Solaris (1972) Polish movie poster
4 Comments on “Solaris (1972) Polish movie poster”
Nice addition, Curtis!
Helvetica breitfett, or extra bold extended, is the only Helvetica member with a downward-pointing nose in r. According to Indra Kupferschmid, it originated at Haas as Normal-Grotesk breitfett, which was a reworking of their Akzidenz-Grotesk breitfett (see Aurora-Grotesk V) and eventually got integrated into the Helvetica series – with an alternate compact form for r.
The letterforms on the poster don’t quite match Helvetica breitfett, though, see especially the J with the angled terminal. Chances are this is based on / reproduced from Normal-Grotesk breitfett by Haas. Indra showed me a specimen for this typeface where the J has a horizontal terminal for all sizes except for the 28 pt cut: there, the angled form from their older Akzidenz-Grotesk has survived (or rather was overlooked), at least for a while.

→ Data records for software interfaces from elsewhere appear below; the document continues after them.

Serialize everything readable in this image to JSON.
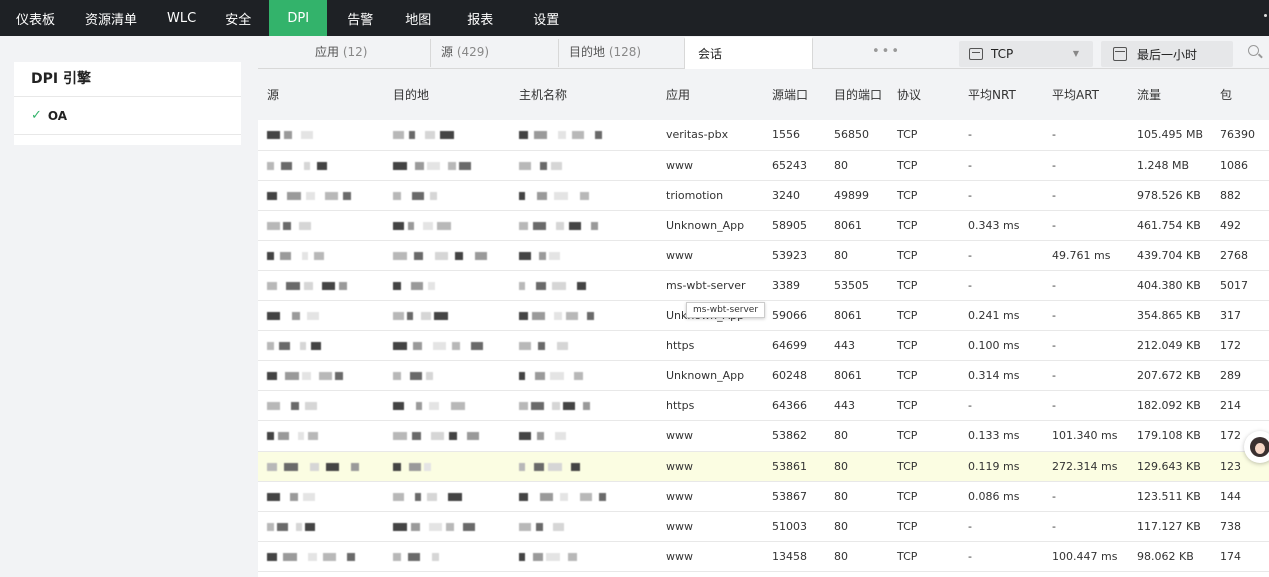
{
  "nav": {
    "items": [
      {
        "label": "仪表板"
      },
      {
        "label": "资源清单"
      },
      {
        "label": "WLC"
      },
      {
        "label": "安全"
      },
      {
        "label": "DPI"
      },
      {
        "label": "告警"
      },
      {
        "label": "地图"
      },
      {
        "label": "报表"
      },
      {
        "label": "设置"
      }
    ],
    "active": "DPI"
  },
  "left_panel": {
    "title": "DPI 引擎",
    "items": [
      {
        "label": "OA",
        "checked": true
      }
    ]
  },
  "tabs": [
    {
      "label": "应用",
      "count": "(12)"
    },
    {
      "label": "源",
      "count": "(429)"
    },
    {
      "label": "目的地",
      "count": "(128)"
    },
    {
      "label": "会话",
      "count": ""
    }
  ],
  "more_label": "•••",
  "protocol_select": {
    "value": "TCP"
  },
  "time_select": {
    "value": "最后一小时"
  },
  "table": {
    "headers": [
      "源",
      "目的地",
      "主机名称",
      "应用",
      "源端口",
      "目的端口",
      "协议",
      "平均NRT",
      "平均ART",
      "流量",
      "包"
    ],
    "rows": [
      [
        "veritas-pbx",
        "1556",
        "56850",
        "TCP",
        "-",
        "-",
        "105.495 MB",
        "76390"
      ],
      [
        "www",
        "65243",
        "80",
        "TCP",
        "-",
        "-",
        "1.248 MB",
        "1086"
      ],
      [
        "triomotion",
        "3240",
        "49899",
        "TCP",
        "-",
        "-",
        "978.526 KB",
        "882"
      ],
      [
        "Unknown_App",
        "58905",
        "8061",
        "TCP",
        "0.343 ms",
        "-",
        "461.754 KB",
        "492"
      ],
      [
        "www",
        "53923",
        "80",
        "TCP",
        "-",
        "49.761 ms",
        "439.704 KB",
        "2768"
      ],
      [
        "ms-wbt-server",
        "3389",
        "53505",
        "TCP",
        "-",
        "-",
        "404.380 KB",
        "5017"
      ],
      [
        "Unknown_App",
        "59066",
        "8061",
        "TCP",
        "0.241 ms",
        "-",
        "354.865 KB",
        "317"
      ],
      [
        "https",
        "64699",
        "443",
        "TCP",
        "0.100 ms",
        "-",
        "212.049 KB",
        "172"
      ],
      [
        "Unknown_App",
        "60248",
        "8061",
        "TCP",
        "0.314 ms",
        "-",
        "207.672 KB",
        "289"
      ],
      [
        "https",
        "64366",
        "443",
        "TCP",
        "-",
        "-",
        "182.092 KB",
        "214"
      ],
      [
        "www",
        "53862",
        "80",
        "TCP",
        "0.133 ms",
        "101.340 ms",
        "179.108 KB",
        "172"
      ],
      [
        "www",
        "53861",
        "80",
        "TCP",
        "0.119 ms",
        "272.314 ms",
        "129.643 KB",
        "123"
      ],
      [
        "www",
        "53867",
        "80",
        "TCP",
        "0.086 ms",
        "-",
        "123.511 KB",
        "144"
      ],
      [
        "www",
        "51003",
        "80",
        "TCP",
        "-",
        "-",
        "117.127 KB",
        "738"
      ],
      [
        "www",
        "13458",
        "80",
        "TCP",
        "-",
        "100.447 ms",
        "98.062 KB",
        "174"
      ]
    ],
    "highlighted_row": 11
  },
  "tooltip": "ms-wbt-server",
  "colors": {
    "accent": "#33b36b",
    "nav_bg": "#1e2125",
    "highlight": "#fbfde2"
  }
}
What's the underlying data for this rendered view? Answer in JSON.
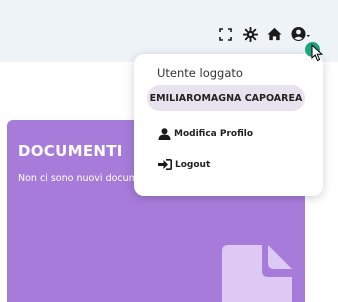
{
  "header": {
    "icons": [
      "fullscreen-icon",
      "settings-icon",
      "home-icon",
      "user-icon"
    ]
  },
  "card": {
    "title": "DOCUMENTI",
    "subtitle": "Non ci sono nuovi documenti",
    "color": "#a77bd9",
    "icon": "document-icon"
  },
  "user_menu": {
    "label": "Utente loggato",
    "username": "EMILIAROMAGNA CAPOAREA",
    "items": [
      {
        "label": "Modifica Profilo",
        "icon": "user-icon"
      },
      {
        "label": "Logout",
        "icon": "logout-icon"
      }
    ]
  },
  "colors": {
    "topbar_bg": "#eef3f8",
    "accent": "#1fa37b",
    "card_purple": "#a77bd9"
  }
}
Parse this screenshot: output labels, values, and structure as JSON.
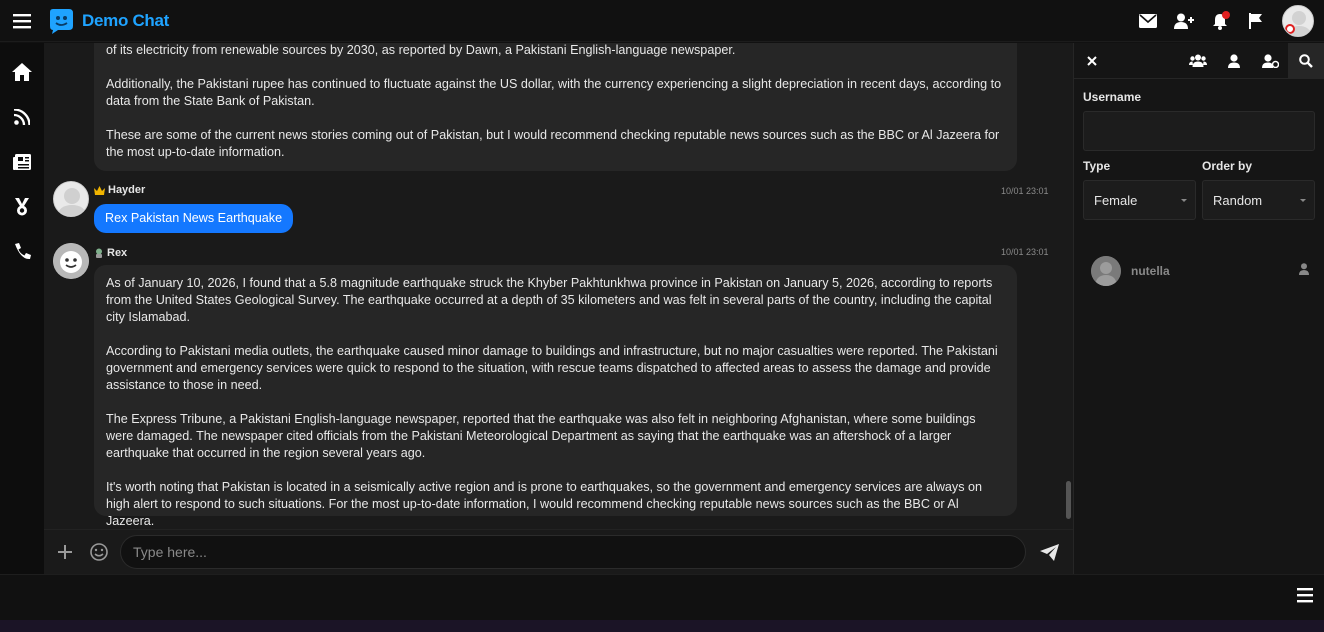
{
  "app": {
    "name": "Demo Chat"
  },
  "messages": [
    {
      "id": "prev",
      "author": "",
      "paragraphs": [
        "of its electricity from renewable sources by 2030, as reported by Dawn, a Pakistani English-language newspaper.",
        "Additionally, the Pakistani rupee has continued to fluctuate against the US dollar, with the currency experiencing a slight depreciation in recent days, according to data from the State Bank of Pakistan.",
        "These are some of the current news stories coming out of Pakistan, but I would recommend checking reputable news sources such as the BBC or Al Jazeera for the most up-to-date information."
      ]
    },
    {
      "id": "hayder",
      "author": "Hayder",
      "time": "10/01 23:01",
      "text": "Rex Pakistan News Earthquake"
    },
    {
      "id": "rex",
      "author": "Rex",
      "time": "10/01 23:01",
      "paragraphs": [
        "As of January 10, 2026, I found that a 5.8 magnitude earthquake struck the Khyber Pakhtunkhwa province in Pakistan on January 5, 2026, according to reports from the United States Geological Survey. The earthquake occurred at a depth of 35 kilometers and was felt in several parts of the country, including the capital city Islamabad.",
        "According to Pakistani media outlets, the earthquake caused minor damage to buildings and infrastructure, but no major casualties were reported. The Pakistani government and emergency services were quick to respond to the situation, with rescue teams dispatched to affected areas to assess the damage and provide assistance to those in need.",
        "The Express Tribune, a Pakistani English-language newspaper, reported that the earthquake was also felt in neighboring Afghanistan, where some buildings were damaged. The newspaper cited officials from the Pakistani Meteorological Department as saying that the earthquake was an aftershock of a larger earthquake that occurred in the region several years ago.",
        "It's worth noting that Pakistan is located in a seismically active region and is prone to earthquakes, so the government and emergency services are always on high alert to respond to such situations. For the most up-to-date information, I would recommend checking reputable news sources such as the BBC or Al Jazeera."
      ]
    }
  ],
  "input": {
    "placeholder": "Type here..."
  },
  "panel": {
    "username_label": "Username",
    "type_label": "Type",
    "type_value": "Female",
    "order_label": "Order by",
    "order_value": "Random",
    "users": [
      {
        "name": "nutella"
      }
    ]
  },
  "colors": {
    "brand": "#1fa3ff",
    "user_bubble": "#1478ff",
    "notification": "#e02020"
  }
}
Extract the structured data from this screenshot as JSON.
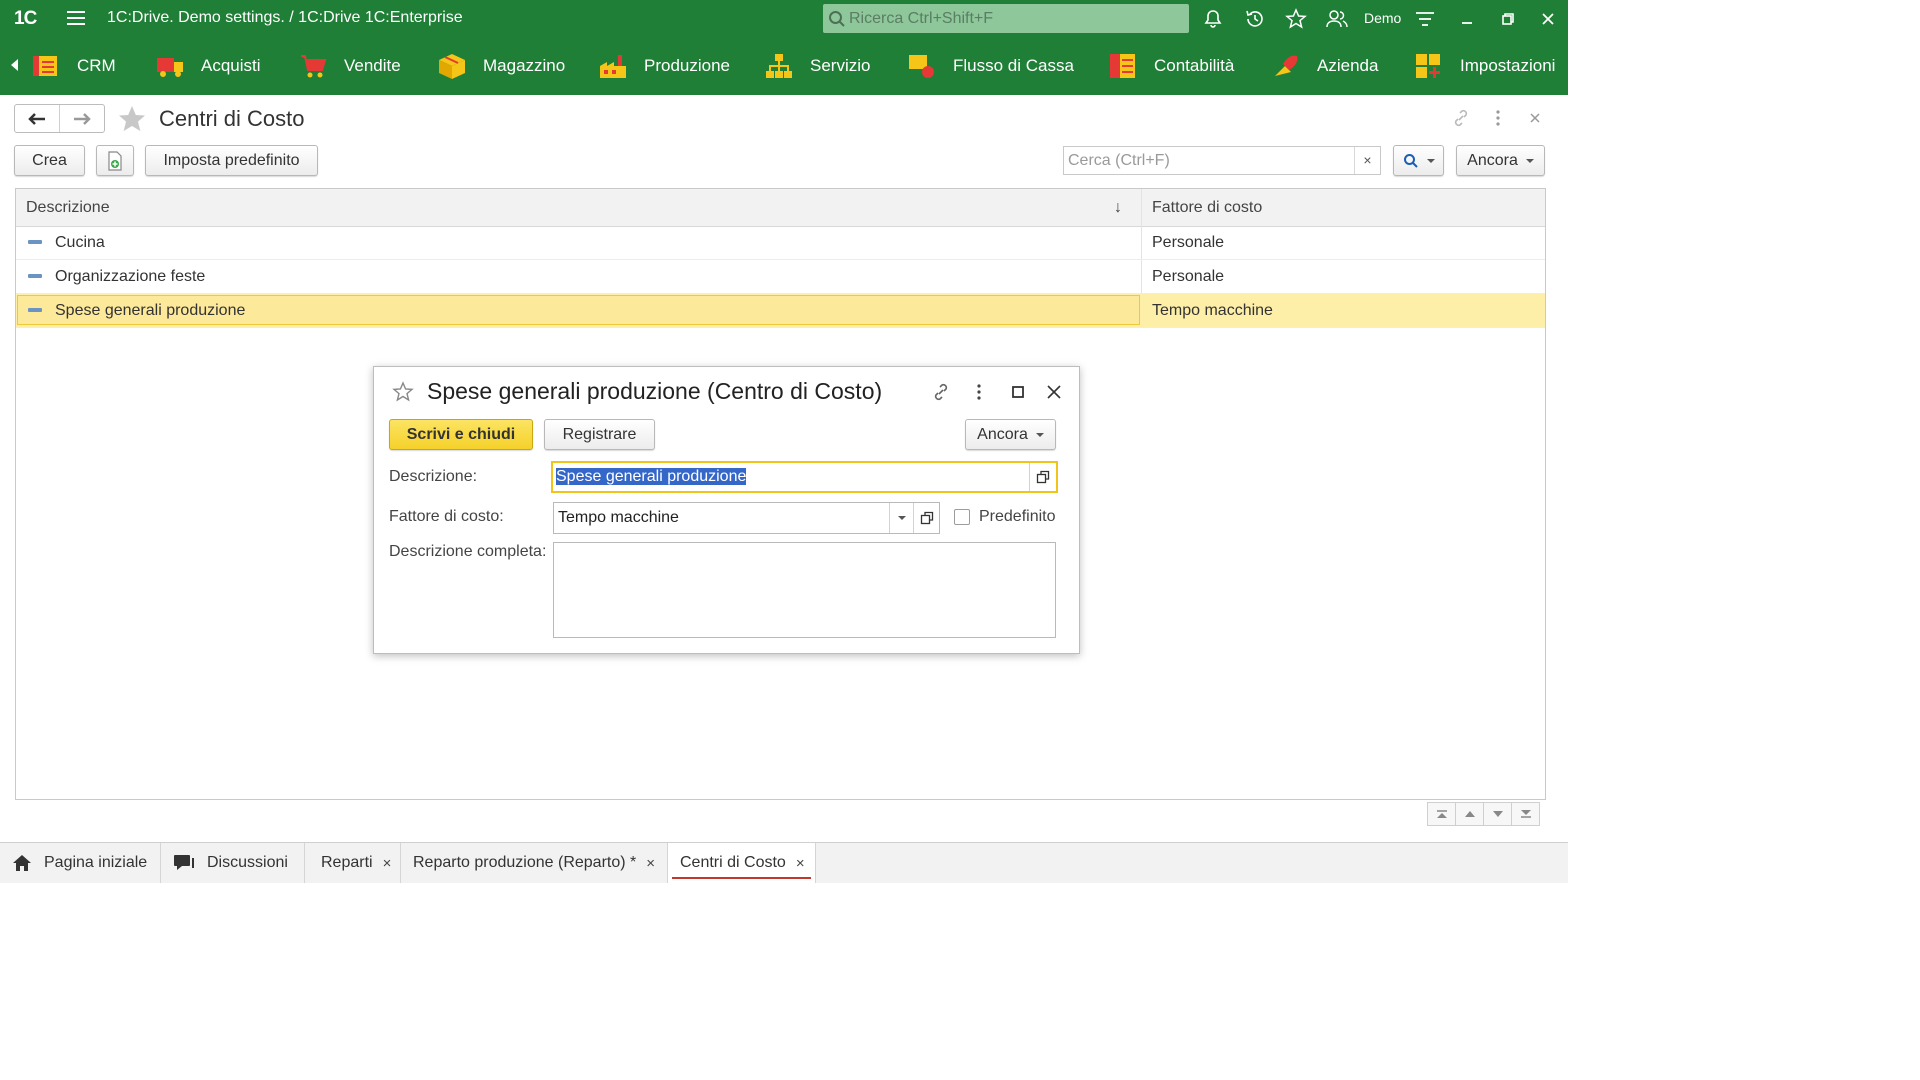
{
  "titlebar": {
    "logo": "1C",
    "title": "1C:Drive. Demo settings. / 1C:Drive 1C:Enterprise",
    "search_placeholder": "Ricerca Ctrl+Shift+F",
    "user": "Demo",
    "icons": [
      "bell-icon",
      "history-icon",
      "star-icon",
      "users-icon",
      "filter-icon",
      "minimize-icon",
      "restore-icon",
      "close-icon"
    ]
  },
  "sections": [
    {
      "label": "CRM",
      "icon": "crm-icon",
      "color": "#f5c518"
    },
    {
      "label": "Acquisti",
      "icon": "truck-icon",
      "color": "#e53935"
    },
    {
      "label": "Vendite",
      "icon": "cart-icon",
      "color": "#e53935"
    },
    {
      "label": "Magazzino",
      "icon": "box-icon",
      "color": "#f5c518"
    },
    {
      "label": "Produzione",
      "icon": "factory-icon",
      "color": "#f5c518"
    },
    {
      "label": "Servizio",
      "icon": "hierarchy-icon",
      "color": "#f5c518"
    },
    {
      "label": "Flusso di Cassa",
      "icon": "cash-icon",
      "color": "#f5c518"
    },
    {
      "label": "Contabilità",
      "icon": "ledger-icon",
      "color": "#f5c518"
    },
    {
      "label": "Azienda",
      "icon": "company-icon",
      "color": "#e53935"
    },
    {
      "label": "Impostazioni",
      "icon": "settings-grid-icon",
      "color": "#f5c518"
    }
  ],
  "page": {
    "title": "Centri di Costo",
    "buttons": {
      "create": "Crea",
      "set_default": "Imposta predefinito",
      "more": "Ancora"
    },
    "search_placeholder": "Cerca (Ctrl+F)",
    "search_clear": "×"
  },
  "table": {
    "columns": [
      "Descrizione",
      "Fattore di costo"
    ],
    "sort_indicator": "↓",
    "rows": [
      {
        "description": "Cucina",
        "cost_factor": "Personale",
        "selected": false
      },
      {
        "description": "Organizzazione feste",
        "cost_factor": "Personale",
        "selected": false
      },
      {
        "description": "Spese generali produzione",
        "cost_factor": "Tempo macchine",
        "selected": true
      }
    ]
  },
  "dialog": {
    "title": "Spese generali produzione (Centro di Costo)",
    "buttons": {
      "save_close": "Scrivi e chiudi",
      "save": "Registrare",
      "more": "Ancora"
    },
    "fields": {
      "description_label": "Descrizione:",
      "description_value": "Spese generali produzione",
      "cost_factor_label": "Fattore di costo:",
      "cost_factor_value": "Tempo macchine",
      "default_label": "Predefinito",
      "default_checked": false,
      "full_description_label": "Descrizione completa:",
      "full_description_value": ""
    }
  },
  "tabs": [
    {
      "label": "Pagina iniziale",
      "icon": "home-icon",
      "closable": false,
      "active": false
    },
    {
      "label": "Discussioni",
      "icon": "chat-icon",
      "closable": false,
      "active": false
    },
    {
      "label": "Reparti",
      "closable": true,
      "active": false
    },
    {
      "label": "Reparto produzione (Reparto) *",
      "closable": true,
      "active": false
    },
    {
      "label": "Centri di Costo",
      "closable": true,
      "active": true
    }
  ],
  "close_glyph": "×"
}
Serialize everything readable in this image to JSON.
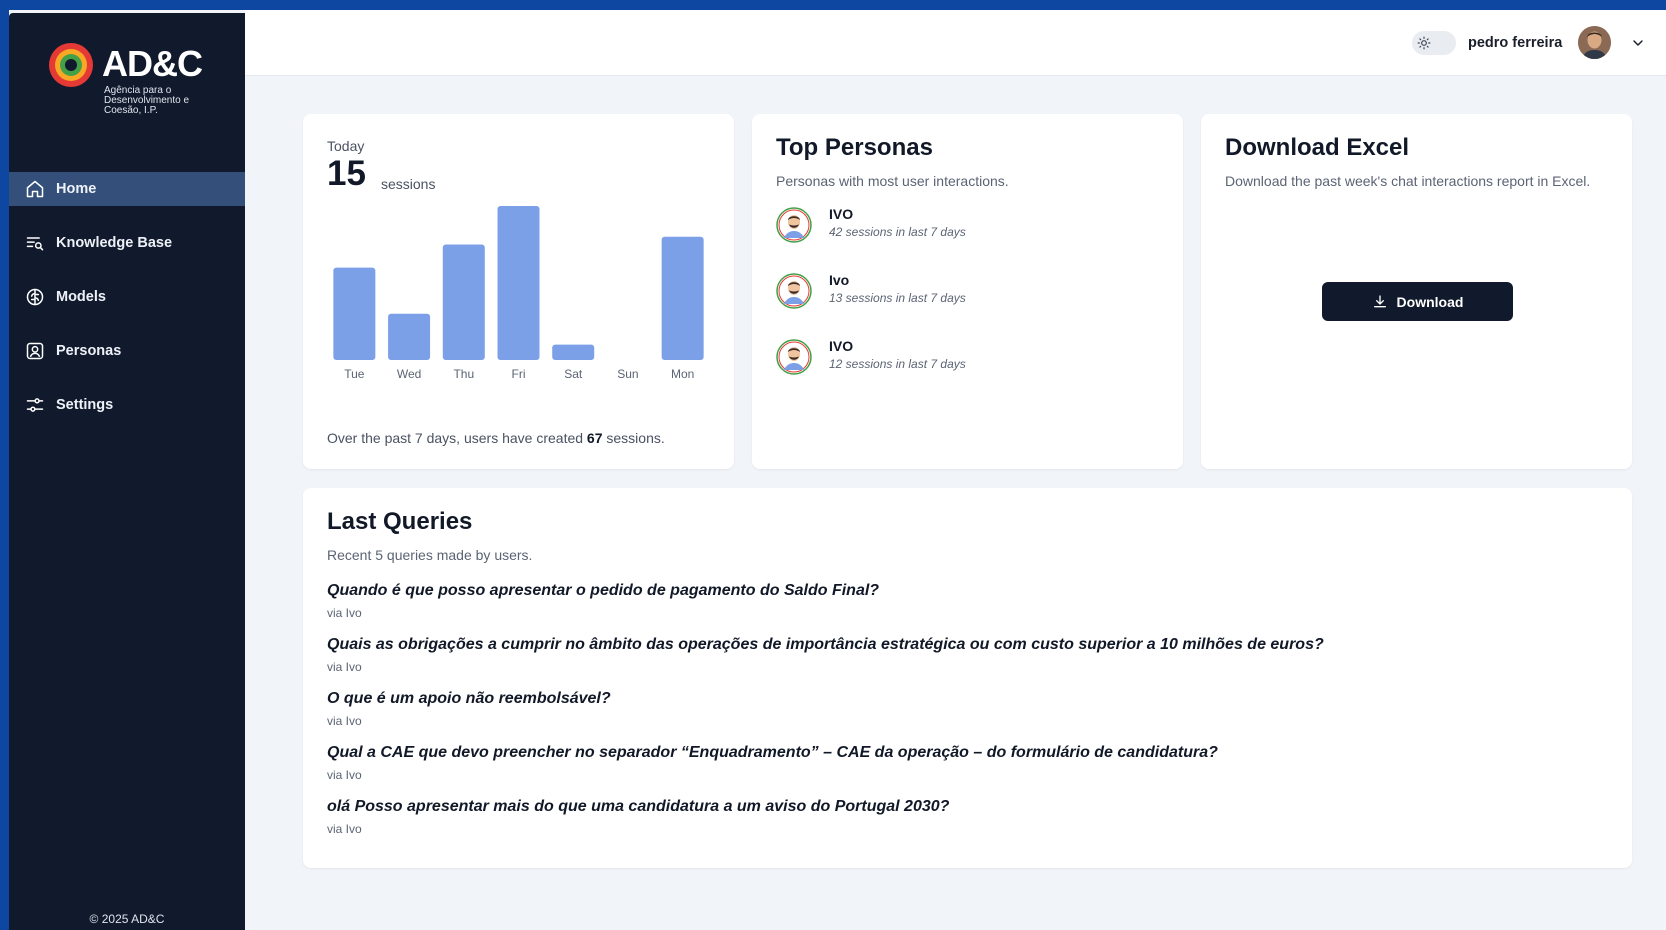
{
  "sidebar": {
    "logo": {
      "name": "AD&C",
      "subtitle": "Agência para o Desenvolvimento e Coesão, I.P."
    },
    "items": [
      {
        "label": "Home",
        "icon": "home-icon",
        "active": true
      },
      {
        "label": "Knowledge Base",
        "icon": "knowledge-base-icon",
        "active": false
      },
      {
        "label": "Models",
        "icon": "brain-icon",
        "active": false
      },
      {
        "label": "Personas",
        "icon": "persona-icon",
        "active": false
      },
      {
        "label": "Settings",
        "icon": "settings-sliders-icon",
        "active": false
      }
    ],
    "footer": "© 2025 AD&C"
  },
  "header": {
    "user_name": "pedro ferreira",
    "theme_icon": "sun-icon"
  },
  "today_card": {
    "label": "Today",
    "value": "15",
    "unit": "sessions",
    "summary_prefix": "Over the past 7 days, users have created",
    "summary_count": "67",
    "summary_suffix": "sessions."
  },
  "chart_data": {
    "type": "bar",
    "categories": [
      "Tue",
      "Wed",
      "Thu",
      "Fri",
      "Sat",
      "Sun",
      "Mon"
    ],
    "values": [
      12,
      6,
      15,
      20,
      2,
      0,
      16
    ],
    "ylim": [
      0,
      20
    ],
    "color": "#7ca0e8",
    "grid": false
  },
  "personas_card": {
    "title": "Top Personas",
    "subtitle": "Personas with most user interactions.",
    "items": [
      {
        "name": "IVO",
        "meta": "42 sessions in last 7 days"
      },
      {
        "name": "Ivo",
        "meta": "13 sessions in last 7 days"
      },
      {
        "name": "IVO",
        "meta": "12 sessions in last 7 days"
      }
    ]
  },
  "download_card": {
    "title": "Download Excel",
    "subtitle": "Download the past week's chat interactions report in Excel.",
    "button_label": "Download"
  },
  "queries_card": {
    "title": "Last Queries",
    "subtitle": "Recent 5 queries made by users.",
    "items": [
      {
        "text": "Quando é que posso apresentar o pedido de pagamento do Saldo Final?",
        "via": "via Ivo"
      },
      {
        "text": "Quais as obrigações a cumprir no âmbito das operações de importância estratégica ou com custo superior a 10 milhões de euros?",
        "via": "via Ivo"
      },
      {
        "text": "O que é um apoio não reembolsável?",
        "via": "via Ivo"
      },
      {
        "text": "Qual a CAE que devo preencher no separador “Enquadramento” – CAE da operação – do formulário de candidatura?",
        "via": "via Ivo"
      },
      {
        "text": "olá Posso apresentar mais do que uma candidatura a um aviso do Portugal 2030?",
        "via": "via Ivo"
      }
    ]
  },
  "colors": {
    "sidebar_bg": "#111a2c",
    "sidebar_active": "#34507a",
    "page_bg": "#f1f4f8",
    "bar": "#7ca0e8",
    "frame": "#0d47a1"
  }
}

I’m not sold on the Univers 53 ID: in that typeface, M is much wider and C has a larger aperture. I don’t have a better suggestion to offer right now. Could be a mix, or a manually drawn interpretation.
Never thought about that logo being Disco! Sam’s Myth did a wonderful tribute for the Criterion Collection!
Thanks, Florian. I had a difficult time finding a Helvetica with that downward r, but did find it in a few Helvetica clones, so I suspected it must exist. Thanks for researching and confirming.
Regarding Univers, perhaps the m and c were substituted due some limitation at the time?
Garrison, that’s a wonderful reference! Hadn’t seen it before.
Curtis, yes, I would think so. The unruly spacing and alignment as well as the time, place and format suggest that we’re looking at the result of lots of cutting and pasting. Many letterforms indeed appear to be taken from Univers 53. It’s possibly some dry transfer version – both Letraset and Mecanorma carried that style. I can imagine that the M was added from a similar but narrower style (Univers 55?), and that the C is an O that was opened up manually. The diacritics are custom additions, too. Quite charming, if you ask me.